§ **Exercise**:
For each line of the data below that holds "Microsoft", copy the line.

====

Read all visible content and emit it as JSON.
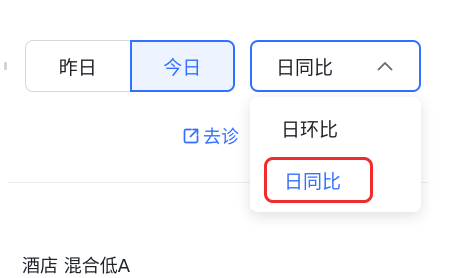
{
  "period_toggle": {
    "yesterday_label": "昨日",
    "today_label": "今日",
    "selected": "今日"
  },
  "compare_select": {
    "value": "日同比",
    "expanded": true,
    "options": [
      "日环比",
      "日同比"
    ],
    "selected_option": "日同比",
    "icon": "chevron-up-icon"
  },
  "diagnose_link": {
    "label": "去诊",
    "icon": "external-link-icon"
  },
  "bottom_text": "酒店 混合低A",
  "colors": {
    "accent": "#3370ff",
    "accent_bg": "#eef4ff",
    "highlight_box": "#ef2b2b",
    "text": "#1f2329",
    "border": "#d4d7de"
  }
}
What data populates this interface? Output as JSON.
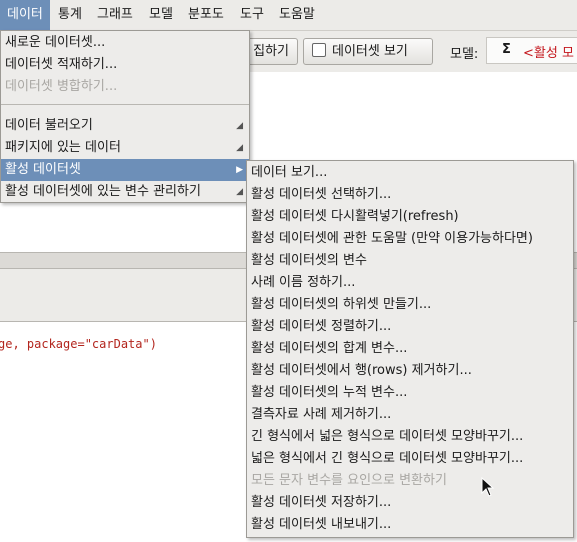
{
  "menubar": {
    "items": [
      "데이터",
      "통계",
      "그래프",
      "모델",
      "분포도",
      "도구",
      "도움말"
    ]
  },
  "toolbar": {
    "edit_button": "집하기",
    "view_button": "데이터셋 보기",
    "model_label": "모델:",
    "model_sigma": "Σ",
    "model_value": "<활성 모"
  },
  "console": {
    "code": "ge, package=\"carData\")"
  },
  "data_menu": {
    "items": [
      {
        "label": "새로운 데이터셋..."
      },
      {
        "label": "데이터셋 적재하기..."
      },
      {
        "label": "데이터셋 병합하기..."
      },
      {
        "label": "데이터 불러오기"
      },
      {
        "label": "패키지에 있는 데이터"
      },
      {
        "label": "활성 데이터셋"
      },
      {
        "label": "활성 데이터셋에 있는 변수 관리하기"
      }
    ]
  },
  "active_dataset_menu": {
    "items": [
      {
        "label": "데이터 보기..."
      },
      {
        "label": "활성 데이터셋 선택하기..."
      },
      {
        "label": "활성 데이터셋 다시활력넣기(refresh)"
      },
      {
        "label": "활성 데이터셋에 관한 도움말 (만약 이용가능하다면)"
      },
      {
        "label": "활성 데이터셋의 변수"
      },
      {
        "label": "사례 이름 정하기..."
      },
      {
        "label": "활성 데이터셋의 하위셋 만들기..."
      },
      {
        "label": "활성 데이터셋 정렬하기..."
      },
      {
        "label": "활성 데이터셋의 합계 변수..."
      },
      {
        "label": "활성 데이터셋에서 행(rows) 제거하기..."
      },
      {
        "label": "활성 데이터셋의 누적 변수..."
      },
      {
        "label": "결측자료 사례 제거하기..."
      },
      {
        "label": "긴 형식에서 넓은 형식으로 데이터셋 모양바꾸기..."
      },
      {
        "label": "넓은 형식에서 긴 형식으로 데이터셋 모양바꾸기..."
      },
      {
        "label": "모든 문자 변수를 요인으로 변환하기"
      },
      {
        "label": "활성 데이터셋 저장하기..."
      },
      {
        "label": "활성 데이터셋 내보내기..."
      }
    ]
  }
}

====

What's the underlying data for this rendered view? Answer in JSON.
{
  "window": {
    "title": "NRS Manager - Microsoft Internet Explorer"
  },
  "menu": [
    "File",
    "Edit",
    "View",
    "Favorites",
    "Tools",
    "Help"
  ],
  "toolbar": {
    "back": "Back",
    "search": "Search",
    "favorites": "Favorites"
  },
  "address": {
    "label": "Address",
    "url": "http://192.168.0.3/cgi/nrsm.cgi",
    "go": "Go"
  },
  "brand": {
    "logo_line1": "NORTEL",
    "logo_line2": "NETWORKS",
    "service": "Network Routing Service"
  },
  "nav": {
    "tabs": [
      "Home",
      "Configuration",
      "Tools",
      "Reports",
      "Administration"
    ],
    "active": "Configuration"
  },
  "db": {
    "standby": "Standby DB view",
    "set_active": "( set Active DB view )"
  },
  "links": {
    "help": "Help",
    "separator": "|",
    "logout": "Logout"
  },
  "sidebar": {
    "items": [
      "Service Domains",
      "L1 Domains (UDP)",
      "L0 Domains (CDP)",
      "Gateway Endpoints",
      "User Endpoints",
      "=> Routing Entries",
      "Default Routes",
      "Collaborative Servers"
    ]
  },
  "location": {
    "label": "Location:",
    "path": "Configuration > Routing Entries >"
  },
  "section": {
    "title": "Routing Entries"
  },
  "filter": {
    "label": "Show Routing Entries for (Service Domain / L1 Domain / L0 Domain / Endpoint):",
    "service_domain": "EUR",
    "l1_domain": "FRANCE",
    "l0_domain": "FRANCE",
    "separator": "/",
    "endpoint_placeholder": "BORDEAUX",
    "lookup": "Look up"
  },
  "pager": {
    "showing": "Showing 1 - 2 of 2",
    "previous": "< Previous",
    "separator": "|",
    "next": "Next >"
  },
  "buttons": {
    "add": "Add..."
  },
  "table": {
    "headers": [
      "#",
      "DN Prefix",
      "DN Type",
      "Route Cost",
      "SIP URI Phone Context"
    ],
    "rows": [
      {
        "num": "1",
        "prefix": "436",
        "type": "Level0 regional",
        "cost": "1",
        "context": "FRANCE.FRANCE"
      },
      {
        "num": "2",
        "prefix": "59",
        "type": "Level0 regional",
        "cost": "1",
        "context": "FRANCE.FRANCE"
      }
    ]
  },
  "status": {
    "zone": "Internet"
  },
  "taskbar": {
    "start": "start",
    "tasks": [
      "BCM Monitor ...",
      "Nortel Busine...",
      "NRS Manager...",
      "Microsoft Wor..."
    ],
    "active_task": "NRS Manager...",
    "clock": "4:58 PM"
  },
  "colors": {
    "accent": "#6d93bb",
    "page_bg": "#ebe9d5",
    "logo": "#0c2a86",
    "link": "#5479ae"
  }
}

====

§ **Final answer**:
    "title": "NRS Manager - Microsoft Internet Explorer"
      "Microsoft Wor..."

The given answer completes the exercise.